Items from an interface collection
--- START ---

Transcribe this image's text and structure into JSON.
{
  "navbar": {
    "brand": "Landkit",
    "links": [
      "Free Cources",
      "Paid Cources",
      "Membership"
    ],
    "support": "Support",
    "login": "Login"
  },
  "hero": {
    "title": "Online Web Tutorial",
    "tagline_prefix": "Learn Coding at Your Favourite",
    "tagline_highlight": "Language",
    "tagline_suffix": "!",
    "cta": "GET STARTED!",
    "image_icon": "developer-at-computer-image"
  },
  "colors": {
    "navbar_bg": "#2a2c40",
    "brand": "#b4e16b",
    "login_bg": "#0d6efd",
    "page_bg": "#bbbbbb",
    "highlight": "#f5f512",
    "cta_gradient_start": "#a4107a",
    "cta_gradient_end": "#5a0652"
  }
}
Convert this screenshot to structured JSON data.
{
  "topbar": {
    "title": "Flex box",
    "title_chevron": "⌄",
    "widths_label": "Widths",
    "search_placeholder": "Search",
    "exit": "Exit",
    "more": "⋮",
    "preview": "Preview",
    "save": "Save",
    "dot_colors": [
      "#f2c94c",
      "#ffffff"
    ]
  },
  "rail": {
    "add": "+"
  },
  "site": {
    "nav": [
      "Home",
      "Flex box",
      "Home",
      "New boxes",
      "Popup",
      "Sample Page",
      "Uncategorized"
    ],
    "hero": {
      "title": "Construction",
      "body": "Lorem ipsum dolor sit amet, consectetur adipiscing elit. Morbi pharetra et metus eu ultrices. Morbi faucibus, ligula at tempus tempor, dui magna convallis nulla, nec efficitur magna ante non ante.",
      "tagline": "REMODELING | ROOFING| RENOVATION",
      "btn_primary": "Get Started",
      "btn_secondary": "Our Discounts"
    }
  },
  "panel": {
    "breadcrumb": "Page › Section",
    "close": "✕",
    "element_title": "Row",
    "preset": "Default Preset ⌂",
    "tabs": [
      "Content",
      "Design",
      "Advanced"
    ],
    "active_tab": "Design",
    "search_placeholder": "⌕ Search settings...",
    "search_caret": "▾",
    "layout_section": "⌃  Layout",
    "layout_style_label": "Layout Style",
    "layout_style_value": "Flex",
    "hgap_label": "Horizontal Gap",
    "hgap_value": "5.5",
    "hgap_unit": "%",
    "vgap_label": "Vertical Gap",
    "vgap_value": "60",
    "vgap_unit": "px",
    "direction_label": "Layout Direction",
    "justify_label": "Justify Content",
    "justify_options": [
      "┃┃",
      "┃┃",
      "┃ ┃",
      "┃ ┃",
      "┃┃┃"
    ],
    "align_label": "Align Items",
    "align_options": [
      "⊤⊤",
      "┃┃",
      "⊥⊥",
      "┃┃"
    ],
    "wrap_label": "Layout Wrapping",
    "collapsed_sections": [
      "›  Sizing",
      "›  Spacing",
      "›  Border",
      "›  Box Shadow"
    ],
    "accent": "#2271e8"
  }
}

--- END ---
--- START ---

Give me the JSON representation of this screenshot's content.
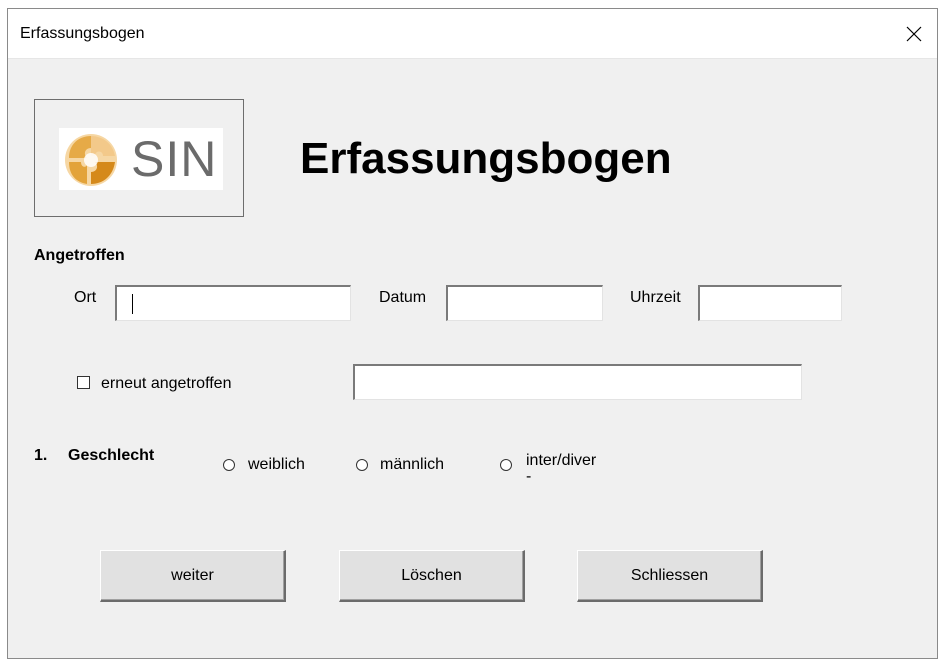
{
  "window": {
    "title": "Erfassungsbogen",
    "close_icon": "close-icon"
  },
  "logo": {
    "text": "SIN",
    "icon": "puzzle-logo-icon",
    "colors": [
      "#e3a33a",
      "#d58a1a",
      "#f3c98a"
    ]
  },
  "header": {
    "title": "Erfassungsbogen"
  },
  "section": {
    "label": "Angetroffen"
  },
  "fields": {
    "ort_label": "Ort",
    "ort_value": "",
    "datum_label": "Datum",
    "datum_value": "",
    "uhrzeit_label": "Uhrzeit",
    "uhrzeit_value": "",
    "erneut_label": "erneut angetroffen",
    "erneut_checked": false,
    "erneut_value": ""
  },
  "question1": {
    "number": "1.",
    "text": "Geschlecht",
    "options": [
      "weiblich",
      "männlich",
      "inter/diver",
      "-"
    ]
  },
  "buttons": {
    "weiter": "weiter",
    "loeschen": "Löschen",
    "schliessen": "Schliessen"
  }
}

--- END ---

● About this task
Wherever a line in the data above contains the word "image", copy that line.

● Solution
Transcribe this image's text and structure into JSON.
    "image_icon": "developer-at-computer-image"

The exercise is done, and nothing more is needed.